Hydroponic gardening offers a wide array of benefits. By choosing to garden without soil, your plants can grow faster. Plus, it can save you both space and water. Understanding the various hydroponic grow systems with their different techniques will allow you to choose the option that works best for you.
Deep Water Culture systems are some of the most common. Often referred to as DWC, the systems are easy to use. It involves suspending a plant’s roots in a nutrient-rich water solution. An air pump oxygenates the water. In place of soil, you use a growing medium such as Vermiculite. Due to the use of an air pump, people sometimes call this system bubbleponics.
The best plants for the DWC system: a number of annual vegetables, such as chili peppers and tomatoes. Lettuce is another popular option.
The Nutrient Film Technique involves a film that goes across the tank, preventing the roots from completely submerging in the water. A water channel will allow nutrient-rich water to flow through the plant’s roots periodically. The plants stand in a water channel, often using net pots.
The best plants for the NFT system: green, leafy plants, including basil (and other herbs) and cucumber plants.
You can encounter a number of variations in hydroponic grow systems. We list some of the most common ones below. While hydroponics focus on water-based systems, keep in mind that geoponics

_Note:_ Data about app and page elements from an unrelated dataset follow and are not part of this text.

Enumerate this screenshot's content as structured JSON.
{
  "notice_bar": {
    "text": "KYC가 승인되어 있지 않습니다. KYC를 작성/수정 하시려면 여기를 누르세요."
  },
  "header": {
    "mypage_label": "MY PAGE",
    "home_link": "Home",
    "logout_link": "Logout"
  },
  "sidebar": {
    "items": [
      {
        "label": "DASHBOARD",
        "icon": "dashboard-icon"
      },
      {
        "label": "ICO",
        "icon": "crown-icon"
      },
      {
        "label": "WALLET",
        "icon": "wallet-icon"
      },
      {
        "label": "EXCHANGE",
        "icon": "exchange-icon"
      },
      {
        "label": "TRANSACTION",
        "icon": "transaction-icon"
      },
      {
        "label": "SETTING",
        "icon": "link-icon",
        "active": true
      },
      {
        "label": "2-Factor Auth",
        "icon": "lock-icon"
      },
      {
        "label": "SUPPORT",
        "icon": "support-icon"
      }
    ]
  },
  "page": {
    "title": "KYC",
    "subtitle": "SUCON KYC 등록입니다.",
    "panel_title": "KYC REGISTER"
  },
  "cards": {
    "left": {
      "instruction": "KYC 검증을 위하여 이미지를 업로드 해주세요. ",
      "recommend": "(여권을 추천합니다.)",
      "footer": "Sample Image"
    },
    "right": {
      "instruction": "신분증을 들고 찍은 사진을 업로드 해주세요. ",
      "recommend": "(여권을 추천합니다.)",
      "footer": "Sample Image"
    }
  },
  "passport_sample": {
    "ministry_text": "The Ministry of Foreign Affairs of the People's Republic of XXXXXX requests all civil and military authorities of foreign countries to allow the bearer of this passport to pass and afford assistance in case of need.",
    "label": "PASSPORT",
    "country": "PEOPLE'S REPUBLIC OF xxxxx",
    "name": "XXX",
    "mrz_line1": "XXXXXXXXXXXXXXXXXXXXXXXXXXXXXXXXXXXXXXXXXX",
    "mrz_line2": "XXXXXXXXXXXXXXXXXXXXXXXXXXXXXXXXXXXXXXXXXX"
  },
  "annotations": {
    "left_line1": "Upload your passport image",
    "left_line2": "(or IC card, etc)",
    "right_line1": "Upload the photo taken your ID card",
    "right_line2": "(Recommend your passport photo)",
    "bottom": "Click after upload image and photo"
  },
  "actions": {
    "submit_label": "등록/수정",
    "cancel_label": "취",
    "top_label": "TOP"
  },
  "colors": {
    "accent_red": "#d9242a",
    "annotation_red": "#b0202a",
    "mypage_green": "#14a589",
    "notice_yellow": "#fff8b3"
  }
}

Aquaponics takes the idea of hydroponics and makes it more sustainable. There’s more water in the system, allowing for the introduction of aquatic life, including fish and snails. Their waste provides organic hydroponic nutrients to all of the growing plants. The plants help to clean the water, too, so there’s a symbiotic relationship forming inside of the ecosystem. Teachers use the systems commonly to educate students about sustainability and ecosystems. You can start with aquaponics by combining a fish tank with a hydroponic aquarium.
The best plants for an aquaponic grow system: many different plants can thrive in an aquaponics system. If you have a properly stocked and well-established system, you can use plants that have higher nutritional demands. This includes cauliflower, broccoli, beans, squash, peas, peppers, and tomatoes.
An aeroponic system is similar to NFT because the roots are suspended in the air rather than the roots being fully submerged. The main difference is that the root zone is misted with a nutrient solution regularly instead of using a water channel.
The best plants for aeroponics: strawberries, lettuce, tomatoes, mint, and basil.
Anthroponics is an organic system of hydroponics, utilizing human waste, including urine, to provide the nutrient source to the plants. The solutions of urine, which are commonly stored over extended periods of time, are pushed through a biofilter before being introduced to the system. The plants, then, absorb the water, cleaning the water at the same time. It has also been given the nickname, ‘peeponics.’
The best plants for Anthroponics: tomatoes, though it’s also possible to use leafy, green plants.
Cocoponics is a cross between hydroponics and geoponics. The plants grow in coco (coconut peat) with the help of hydroponics.
The best plants for Cocoponics: Cannabis is the most successful plant that has been tested using this system.
To learn more about other aspects of hydroponic gardening, see the following sections of our guide.